2015 05 15 Waterless Fracking Disappoints In Ohio

At this point in the presentation, it should be increasingly apparent whether or not the investor is on board and liking what they have heard so far. Also, for better or worse, you have made your first impression and are now onto showing your deeper knowledge of the market opportunity. Seek feedback and buy-in, and search for any unanswered concerns that may be lingering issues for the investor. This is an important slide and you need to make sure you have buy-in before moving on.

 

You can ask a very good question to confirm that an investor is on the same page as you: “Do these market assumptions seem reasonable?” If the answer you receive is anything other than a solid yes, do not move on without probing further with follow-up questions such as: “What changes would you suggest?” or “Is there any follow-up data that I can provide?” At this point in my firm’s workshops, I sometimes get the following question: “But Paul, I have only 20 minutes to give my pitch. Shouldn’t I just move on and make sure I cover all my 12 slides rather than get bogged down on a couple of slides?” The answer is emphatically “No.” Your first and main objective is to establish your personal credibility with the investor.
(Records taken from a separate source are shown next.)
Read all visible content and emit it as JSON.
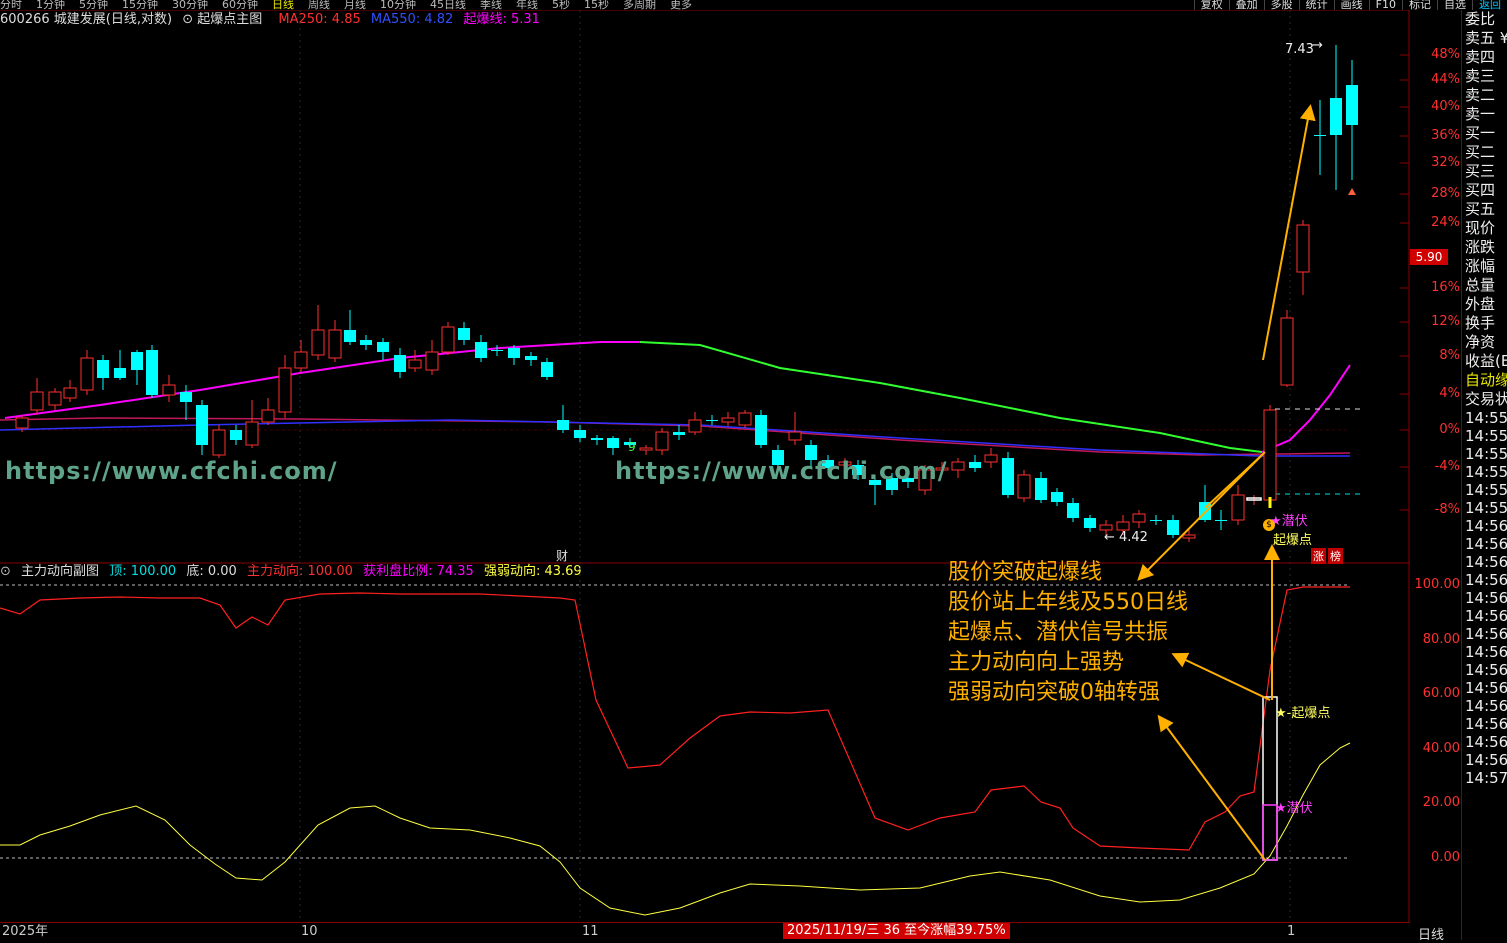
{
  "toolbar": {
    "periods": [
      "分时",
      "1分钟",
      "5分钟",
      "15分钟",
      "30分钟",
      "60分钟",
      "日线",
      "周线",
      "月线",
      "10分钟",
      "45日线",
      "季线",
      "年线",
      "5秒",
      "15秒",
      "多周期",
      "更多"
    ],
    "active_period": "日线",
    "tools": [
      "复权",
      "叠加",
      "多股",
      "统计",
      "画线",
      "F10",
      "标记",
      "自选",
      "返回"
    ]
  },
  "main_chart": {
    "symbol": "600266 城建发展(日线,对数)",
    "indicator": "起爆点主图",
    "ma250_label": "MA250: 4.85",
    "ma550_label": "MA550: 4.82",
    "qbx_label": "起爆线: 5.31",
    "high_label": "7.43",
    "low_label": "4.42",
    "current_price": "5.90",
    "y_axis": [
      "48%",
      "44%",
      "40%",
      "36%",
      "32%",
      "28%",
      "24%",
      "20%",
      "16%",
      "12%",
      "8%",
      "4%",
      "0%",
      "-4%",
      "-8%"
    ],
    "signal_qianfu": "潜伏",
    "signal_qibao": "起爆点",
    "zhang_label": "涨",
    "bang_label": "榜",
    "cai_label": "财",
    "nine_label": "9"
  },
  "sub_chart": {
    "title": "主力动向副图",
    "top_label": "顶: 100.00",
    "bottom_label": "底: 0.00",
    "zldx_label": "主力动向: 100.00",
    "hlp_label": "获利盘比例: 74.35",
    "qrdx_label": "强弱动向: 43.69",
    "y_axis": [
      "100.00",
      "80.00",
      "60.00",
      "40.00",
      "20.00",
      "0.00"
    ],
    "signal_qibao": "★-起爆点",
    "signal_qianfu": "★潜伏"
  },
  "watermark": "https://www.cfchi.com/",
  "annotations": [
    "股价突破起爆线",
    "股价站上年线及550日线",
    "起爆点、潜伏信号共振",
    "主力动向向上强势",
    "强弱动向突破0轴转强"
  ],
  "date_axis": {
    "year": "2025年",
    "oct": "10",
    "nov": "11",
    "dec": "1",
    "highlight": "2025/11/19/三 36 至今涨幅39.75%",
    "day_button": "日线"
  },
  "right_panel": {
    "labels": [
      "委比",
      "卖五 ¥",
      "卖四",
      "卖三",
      "卖二",
      "卖一",
      "买一",
      "买二",
      "买三",
      "买四",
      "买五",
      "现价",
      "涨跌",
      "涨幅",
      "总量",
      "外盘",
      "换手",
      "净资",
      "收益(E",
      "自动缘",
      "交易状"
    ],
    "times": [
      "14:55",
      "14:55",
      "14:55",
      "14:55",
      "14:55",
      "14:55",
      "14:56",
      "14:56",
      "14:56",
      "14:56",
      "14:56",
      "14:56",
      "14:56",
      "14:56",
      "14:56",
      "14:56",
      "14:56",
      "14:56",
      "14:56",
      "14:56",
      "14:57"
    ]
  },
  "colors": {
    "up": "#ff3030",
    "down": "#00ffff",
    "ma250": "#c0185a",
    "ma550": "#3030ff",
    "qbx_up": "#ff00ff",
    "qbx_down": "#30ff30",
    "accent": "#ffb000"
  }
}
If you succeed, you will likely have a shot at a follow-up meeting where you can cover other details.

 

If you miss picking up on a disconnect that develops during the presentation, you will not only not get a follow-up meeting, but you will likely wonder what went wrong and repeat the same mistake with other investors.